Saldanha, Terence J.V.; Melville, Nigel P. Ramirez, Ronald; Richardson, Vernon J.
Journal of Operations Management. Sept. 2013, Vol. 31 Issue 6, p313-329.

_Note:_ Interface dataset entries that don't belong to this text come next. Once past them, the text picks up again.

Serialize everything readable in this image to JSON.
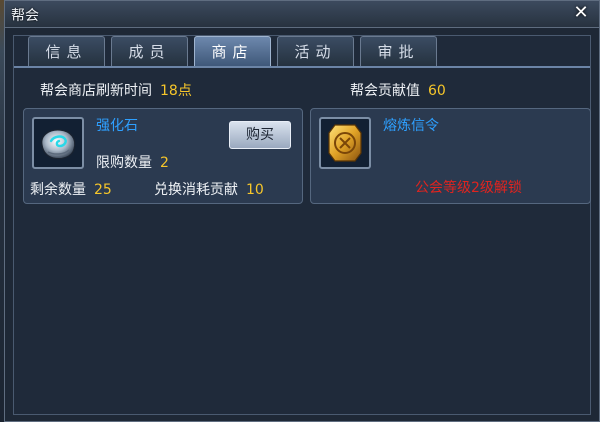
{
  "window": {
    "title": "帮会",
    "close_icon": "close-icon"
  },
  "tabs": [
    {
      "label": "信息",
      "active": false
    },
    {
      "label": "成员",
      "active": false
    },
    {
      "label": "商店",
      "active": true
    },
    {
      "label": "活动",
      "active": false
    },
    {
      "label": "审批",
      "active": false
    }
  ],
  "shop": {
    "refresh_label": "帮会商店刷新时间",
    "refresh_value": "18点",
    "contribution_label": "帮会贡献值",
    "contribution_value": "60"
  },
  "items": [
    {
      "name": "强化石",
      "icon": "reinforce-stone-icon",
      "limit_label": "限购数量",
      "limit_value": "2",
      "remaining_label": "剩余数量",
      "remaining_value": "25",
      "cost_label": "兑换消耗贡献",
      "cost_value": "10",
      "buy_label": "购买"
    },
    {
      "name": "熔炼信令",
      "icon": "smelting-token-icon",
      "lock_text": "公会等级2级解锁"
    }
  ],
  "colors": {
    "accent_value": "#f6c62a",
    "item_name": "#2ea0ff",
    "locked": "#e0241f"
  }
}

Research at the nexus of operations management and information systems suggests that manufacturing plants may benefit from the utilization of information systems for collaborating and transacting with suppliers and customers. The objective of this study is to examine the extent to which value generated by information systems for collaborating versus transacting is contingent upon demand volatility. We analyze a unique dataset assembled from non-public U.S. Census Bureau data of manufacturing plants. Our findings suggest that when faced with volatile demand, plants employing information systems for collaborating with suppliers and customers experience positive and significant benefits to performance, in terms of both labor productivity and inventory turnover. In contrast, results suggest that plants employing information systems for transacting in volatile environments do not experience such benefits. Further exploratory analysis suggests that in the context of demand volatility, these two distinct dimensions of IT-based integration have differing performance implications at different stages of the production process in terms of raw-materials inventory and finished-goods inventory, but not in terms of work-in-process inventory. Taken together, our study contributes to theoretical and managerial understanding of the contingent value of information systems in volatile demand conditions in the supply chain context.